12/14/08 It's fitting that GWB's reign ends with shoes thrown at him, after he made everybody in the world take off their shoes at the aiport. Remember the shoe bomber. The Pakistan riots over shoes in islamic script. The little red shoes (from blood) we couldn't stop dancing in in Iraq. Spontaneous mass-movement rises to throw farewell shoes at Bush in D.C. as he leaves office. If the shoe fits. Size ten.
"Tirnacopul si Felinarul" a 50s memoir from Sibiu
I think that the Submarine is Jesus: it was born from the union of a man and a woman who didn't have sex. The creature was born of immaculate conception, and it's divine.
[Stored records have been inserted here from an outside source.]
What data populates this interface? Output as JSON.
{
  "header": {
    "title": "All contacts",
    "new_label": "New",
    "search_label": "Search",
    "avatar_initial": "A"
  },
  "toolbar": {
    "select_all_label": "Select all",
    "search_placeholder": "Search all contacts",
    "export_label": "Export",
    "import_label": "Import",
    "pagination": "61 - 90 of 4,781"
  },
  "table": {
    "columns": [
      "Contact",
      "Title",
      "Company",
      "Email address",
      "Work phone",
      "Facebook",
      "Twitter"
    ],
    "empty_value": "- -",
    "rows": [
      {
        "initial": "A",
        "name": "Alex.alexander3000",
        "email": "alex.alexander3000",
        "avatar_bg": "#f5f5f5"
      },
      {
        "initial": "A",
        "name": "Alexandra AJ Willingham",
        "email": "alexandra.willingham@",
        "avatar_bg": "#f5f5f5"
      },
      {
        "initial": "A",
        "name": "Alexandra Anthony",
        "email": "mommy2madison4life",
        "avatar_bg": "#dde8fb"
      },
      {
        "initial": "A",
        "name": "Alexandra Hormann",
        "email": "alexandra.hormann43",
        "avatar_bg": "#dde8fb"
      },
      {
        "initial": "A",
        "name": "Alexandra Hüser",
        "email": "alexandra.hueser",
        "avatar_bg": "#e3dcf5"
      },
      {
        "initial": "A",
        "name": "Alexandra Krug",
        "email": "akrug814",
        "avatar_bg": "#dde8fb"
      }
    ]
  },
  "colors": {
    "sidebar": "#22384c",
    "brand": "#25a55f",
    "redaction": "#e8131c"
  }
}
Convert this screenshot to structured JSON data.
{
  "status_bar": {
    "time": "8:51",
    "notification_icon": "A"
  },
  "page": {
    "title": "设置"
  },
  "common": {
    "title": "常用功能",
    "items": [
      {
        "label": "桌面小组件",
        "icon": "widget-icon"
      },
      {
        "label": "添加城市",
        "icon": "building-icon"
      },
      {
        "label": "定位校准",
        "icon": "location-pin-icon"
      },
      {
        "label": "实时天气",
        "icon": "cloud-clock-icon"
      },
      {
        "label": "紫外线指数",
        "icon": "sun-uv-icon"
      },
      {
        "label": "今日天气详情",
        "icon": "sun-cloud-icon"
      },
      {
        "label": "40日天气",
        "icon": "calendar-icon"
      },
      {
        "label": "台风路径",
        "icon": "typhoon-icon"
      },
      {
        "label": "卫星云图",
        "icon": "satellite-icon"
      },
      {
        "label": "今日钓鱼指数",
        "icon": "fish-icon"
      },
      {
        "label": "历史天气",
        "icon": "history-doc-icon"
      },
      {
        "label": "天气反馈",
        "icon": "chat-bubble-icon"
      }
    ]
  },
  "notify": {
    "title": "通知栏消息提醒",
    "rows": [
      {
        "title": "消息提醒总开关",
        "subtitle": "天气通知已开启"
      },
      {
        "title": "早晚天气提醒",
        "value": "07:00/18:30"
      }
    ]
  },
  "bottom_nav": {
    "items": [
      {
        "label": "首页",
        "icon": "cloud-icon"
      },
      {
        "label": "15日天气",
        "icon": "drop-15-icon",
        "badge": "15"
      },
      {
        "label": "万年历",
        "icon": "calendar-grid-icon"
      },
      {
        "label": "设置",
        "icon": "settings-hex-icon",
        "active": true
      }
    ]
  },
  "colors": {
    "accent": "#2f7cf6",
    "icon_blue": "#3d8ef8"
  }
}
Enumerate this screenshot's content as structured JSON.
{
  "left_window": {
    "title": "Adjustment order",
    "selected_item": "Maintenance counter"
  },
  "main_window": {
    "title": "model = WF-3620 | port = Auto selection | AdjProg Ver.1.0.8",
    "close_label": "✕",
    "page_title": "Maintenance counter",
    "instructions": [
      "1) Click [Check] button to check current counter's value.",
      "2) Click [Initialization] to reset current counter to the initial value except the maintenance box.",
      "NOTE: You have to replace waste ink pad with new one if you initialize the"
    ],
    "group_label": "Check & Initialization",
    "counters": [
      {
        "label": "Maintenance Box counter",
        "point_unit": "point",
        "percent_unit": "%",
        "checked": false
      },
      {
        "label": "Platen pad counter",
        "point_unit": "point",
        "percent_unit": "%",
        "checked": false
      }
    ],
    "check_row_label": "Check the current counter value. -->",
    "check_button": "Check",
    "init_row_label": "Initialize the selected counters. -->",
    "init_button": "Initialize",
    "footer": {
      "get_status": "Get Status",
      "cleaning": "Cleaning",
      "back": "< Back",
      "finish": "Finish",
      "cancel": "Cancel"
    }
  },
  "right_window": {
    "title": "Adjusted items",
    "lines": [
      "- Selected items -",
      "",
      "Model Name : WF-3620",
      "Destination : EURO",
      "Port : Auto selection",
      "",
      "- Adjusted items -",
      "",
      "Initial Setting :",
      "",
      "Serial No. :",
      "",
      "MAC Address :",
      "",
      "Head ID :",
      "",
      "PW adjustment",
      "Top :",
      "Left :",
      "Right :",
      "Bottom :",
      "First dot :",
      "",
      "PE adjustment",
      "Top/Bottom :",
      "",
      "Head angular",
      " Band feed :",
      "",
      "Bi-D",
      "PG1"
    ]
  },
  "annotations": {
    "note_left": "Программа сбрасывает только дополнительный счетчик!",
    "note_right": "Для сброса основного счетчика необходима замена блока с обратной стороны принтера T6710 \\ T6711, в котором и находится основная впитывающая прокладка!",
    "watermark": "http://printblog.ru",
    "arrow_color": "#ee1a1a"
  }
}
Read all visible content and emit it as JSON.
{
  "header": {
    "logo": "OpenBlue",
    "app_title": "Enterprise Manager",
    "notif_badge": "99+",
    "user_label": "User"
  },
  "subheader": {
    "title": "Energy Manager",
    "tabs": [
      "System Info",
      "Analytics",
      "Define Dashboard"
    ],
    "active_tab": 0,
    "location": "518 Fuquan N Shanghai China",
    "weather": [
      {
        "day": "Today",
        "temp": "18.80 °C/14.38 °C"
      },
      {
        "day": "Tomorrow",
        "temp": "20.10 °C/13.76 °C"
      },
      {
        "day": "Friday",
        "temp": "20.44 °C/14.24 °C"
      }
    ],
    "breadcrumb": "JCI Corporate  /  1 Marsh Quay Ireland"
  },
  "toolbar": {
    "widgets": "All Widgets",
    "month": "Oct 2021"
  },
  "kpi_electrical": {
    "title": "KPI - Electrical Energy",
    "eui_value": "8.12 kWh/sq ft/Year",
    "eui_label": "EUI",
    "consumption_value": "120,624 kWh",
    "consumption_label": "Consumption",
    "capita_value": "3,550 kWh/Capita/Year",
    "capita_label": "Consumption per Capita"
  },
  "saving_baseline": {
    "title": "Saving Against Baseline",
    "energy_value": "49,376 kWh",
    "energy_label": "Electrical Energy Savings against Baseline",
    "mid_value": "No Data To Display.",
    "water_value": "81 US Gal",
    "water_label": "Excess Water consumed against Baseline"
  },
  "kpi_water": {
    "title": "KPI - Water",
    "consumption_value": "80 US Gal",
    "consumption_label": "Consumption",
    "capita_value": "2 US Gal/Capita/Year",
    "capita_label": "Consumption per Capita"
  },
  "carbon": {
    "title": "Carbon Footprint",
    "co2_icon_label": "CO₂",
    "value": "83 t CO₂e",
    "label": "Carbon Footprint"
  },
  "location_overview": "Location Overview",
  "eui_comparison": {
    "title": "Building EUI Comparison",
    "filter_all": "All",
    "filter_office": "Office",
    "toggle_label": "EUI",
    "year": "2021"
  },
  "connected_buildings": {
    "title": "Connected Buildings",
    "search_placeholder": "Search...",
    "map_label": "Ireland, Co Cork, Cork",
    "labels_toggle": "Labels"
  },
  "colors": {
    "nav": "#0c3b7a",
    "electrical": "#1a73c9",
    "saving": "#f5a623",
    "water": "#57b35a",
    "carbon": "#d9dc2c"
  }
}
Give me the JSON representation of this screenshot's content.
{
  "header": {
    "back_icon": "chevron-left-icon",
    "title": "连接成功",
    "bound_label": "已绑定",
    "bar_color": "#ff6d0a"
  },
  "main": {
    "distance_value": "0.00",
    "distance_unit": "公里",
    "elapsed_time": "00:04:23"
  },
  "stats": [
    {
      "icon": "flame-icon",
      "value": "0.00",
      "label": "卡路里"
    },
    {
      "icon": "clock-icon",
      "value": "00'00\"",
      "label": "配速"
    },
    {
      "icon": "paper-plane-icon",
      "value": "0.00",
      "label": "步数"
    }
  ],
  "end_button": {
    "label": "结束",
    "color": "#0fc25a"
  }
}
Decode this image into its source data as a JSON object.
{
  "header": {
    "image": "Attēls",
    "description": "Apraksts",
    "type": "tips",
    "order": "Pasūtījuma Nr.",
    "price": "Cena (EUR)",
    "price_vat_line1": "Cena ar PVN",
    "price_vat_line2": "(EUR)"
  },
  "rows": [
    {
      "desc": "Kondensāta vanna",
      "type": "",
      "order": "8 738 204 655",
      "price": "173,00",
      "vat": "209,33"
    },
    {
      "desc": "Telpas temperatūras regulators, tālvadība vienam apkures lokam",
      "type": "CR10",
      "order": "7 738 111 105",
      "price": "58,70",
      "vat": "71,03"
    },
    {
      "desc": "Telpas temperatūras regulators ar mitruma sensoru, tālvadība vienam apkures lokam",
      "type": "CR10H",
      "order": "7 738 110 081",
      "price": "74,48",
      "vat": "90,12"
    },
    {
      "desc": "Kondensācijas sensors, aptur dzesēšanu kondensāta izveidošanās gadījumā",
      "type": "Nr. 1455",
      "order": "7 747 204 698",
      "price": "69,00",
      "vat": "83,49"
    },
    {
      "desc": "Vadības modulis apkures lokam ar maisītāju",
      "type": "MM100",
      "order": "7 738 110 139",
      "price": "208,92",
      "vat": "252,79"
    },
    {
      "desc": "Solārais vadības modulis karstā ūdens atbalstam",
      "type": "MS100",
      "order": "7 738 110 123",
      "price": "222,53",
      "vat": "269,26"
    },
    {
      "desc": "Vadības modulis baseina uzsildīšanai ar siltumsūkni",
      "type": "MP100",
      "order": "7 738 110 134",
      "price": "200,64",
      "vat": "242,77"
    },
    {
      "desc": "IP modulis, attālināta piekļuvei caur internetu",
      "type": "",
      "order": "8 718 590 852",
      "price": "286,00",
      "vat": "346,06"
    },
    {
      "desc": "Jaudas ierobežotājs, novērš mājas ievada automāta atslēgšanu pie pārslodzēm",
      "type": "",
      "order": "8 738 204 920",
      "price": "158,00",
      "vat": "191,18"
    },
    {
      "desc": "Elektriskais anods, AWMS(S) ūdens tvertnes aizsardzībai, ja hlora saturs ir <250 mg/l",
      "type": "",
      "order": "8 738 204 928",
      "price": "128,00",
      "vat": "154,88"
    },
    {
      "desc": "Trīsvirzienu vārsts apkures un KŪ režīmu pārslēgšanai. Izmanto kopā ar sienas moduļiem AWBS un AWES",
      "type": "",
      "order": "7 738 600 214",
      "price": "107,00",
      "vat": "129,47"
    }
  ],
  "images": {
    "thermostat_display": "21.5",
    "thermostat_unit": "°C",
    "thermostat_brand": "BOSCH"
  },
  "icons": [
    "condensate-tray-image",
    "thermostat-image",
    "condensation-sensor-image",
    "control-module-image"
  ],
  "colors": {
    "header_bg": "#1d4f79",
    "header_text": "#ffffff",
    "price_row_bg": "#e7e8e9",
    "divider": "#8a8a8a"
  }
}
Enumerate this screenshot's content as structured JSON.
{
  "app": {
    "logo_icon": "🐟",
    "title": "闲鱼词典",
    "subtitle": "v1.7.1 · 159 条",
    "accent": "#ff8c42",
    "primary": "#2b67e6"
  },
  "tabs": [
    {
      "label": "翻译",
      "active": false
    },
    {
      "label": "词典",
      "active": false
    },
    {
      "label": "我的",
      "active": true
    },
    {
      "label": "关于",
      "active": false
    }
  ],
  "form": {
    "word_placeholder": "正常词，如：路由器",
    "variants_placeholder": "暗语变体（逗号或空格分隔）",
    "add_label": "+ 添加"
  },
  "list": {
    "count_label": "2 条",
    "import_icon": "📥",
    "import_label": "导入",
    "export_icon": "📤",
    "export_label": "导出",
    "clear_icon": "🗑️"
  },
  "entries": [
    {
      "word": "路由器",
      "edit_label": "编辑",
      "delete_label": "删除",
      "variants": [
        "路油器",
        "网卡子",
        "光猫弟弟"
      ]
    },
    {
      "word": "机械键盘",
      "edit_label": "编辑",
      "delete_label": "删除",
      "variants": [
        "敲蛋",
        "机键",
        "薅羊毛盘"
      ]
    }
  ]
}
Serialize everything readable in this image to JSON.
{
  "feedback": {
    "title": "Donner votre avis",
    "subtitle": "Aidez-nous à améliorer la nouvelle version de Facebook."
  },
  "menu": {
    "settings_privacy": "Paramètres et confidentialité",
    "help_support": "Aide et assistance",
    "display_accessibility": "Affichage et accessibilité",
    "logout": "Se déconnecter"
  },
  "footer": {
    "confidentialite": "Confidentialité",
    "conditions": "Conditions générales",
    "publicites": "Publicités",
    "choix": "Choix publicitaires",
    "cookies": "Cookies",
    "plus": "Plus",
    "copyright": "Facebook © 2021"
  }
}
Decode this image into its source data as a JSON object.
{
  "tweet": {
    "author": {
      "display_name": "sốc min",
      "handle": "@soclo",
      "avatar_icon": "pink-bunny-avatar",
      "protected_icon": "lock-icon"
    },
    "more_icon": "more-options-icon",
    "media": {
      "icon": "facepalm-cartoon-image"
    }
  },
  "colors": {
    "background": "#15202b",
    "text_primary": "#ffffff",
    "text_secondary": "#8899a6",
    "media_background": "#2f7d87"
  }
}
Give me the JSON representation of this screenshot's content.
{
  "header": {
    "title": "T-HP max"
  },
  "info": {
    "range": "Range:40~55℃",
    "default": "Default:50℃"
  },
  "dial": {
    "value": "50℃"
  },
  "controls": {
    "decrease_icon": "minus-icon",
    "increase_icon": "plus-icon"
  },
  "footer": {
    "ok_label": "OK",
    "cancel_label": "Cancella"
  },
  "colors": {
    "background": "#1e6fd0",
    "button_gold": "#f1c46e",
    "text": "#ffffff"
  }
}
Reading B. Berkson on David Ireland (p. 75 "The Sweet Singer of Modernism") it's either delightful or dreadful to note just how fierce the contest/collusion between artists and art writers has been since the dawn of Picasso and Apollinaire. The artists have pursued (rather grimly, after the Dada burst of humor) the illegible, the work inaccessible to coherence, ineligible for any language, really, except poetry. Artists have given writers the opportunity to create language-events in the vicinity of art works that underwrote them (in every sense). To be an art critic in America one has to be a poet (Ashbery, O'Hara, Berkson, Ratcliff), but also a somewhat disingenious salesman who keeps the museum and the philantropic tax-racket going. The poets get the short end of the stick in this deal: they work for journeymen's wages to make artists and art-collectors rich. I think that poets should ask for a bigger percentage of the currency unit (the I.U.) now in circulation.
it's hard to be a major writer in a world full of minor readers
Leon Arega: "Tabloid: a newspaper produced by people who can't write for people who can't read."
There is only one subject: the abyss between theory and practice. Only the abyss is interesting: both theory and practice suck.
Corpse Homepages: what's the rate of expectations?
"This year withold yourself and become more valuable." Laura
THE FOOL --- CIRCUS --- FOLKLORE - DADA
God created Jews to sing His praises.
There are no bad Jews, only Jews who sing differently than other Jews.
Is the deliberately-singing Jew different from the body of the unconsciously-singing Jew? And is the atheist and the blasphemer still singing? How? With words. All words are songs of praise to God. What about the mute Jew? The mute Jew sings from his Jewishness because all Jews are praise-singing instruments. The body of the Jew is different from the body of the non-Jew because of this praise-singing function, which is a gene.
Excerpt from the booklength poem The Forgiven Submarine by Ruxandra Cesereanu and Andrei Codrescu. Boston: Black Widow Press, 2009.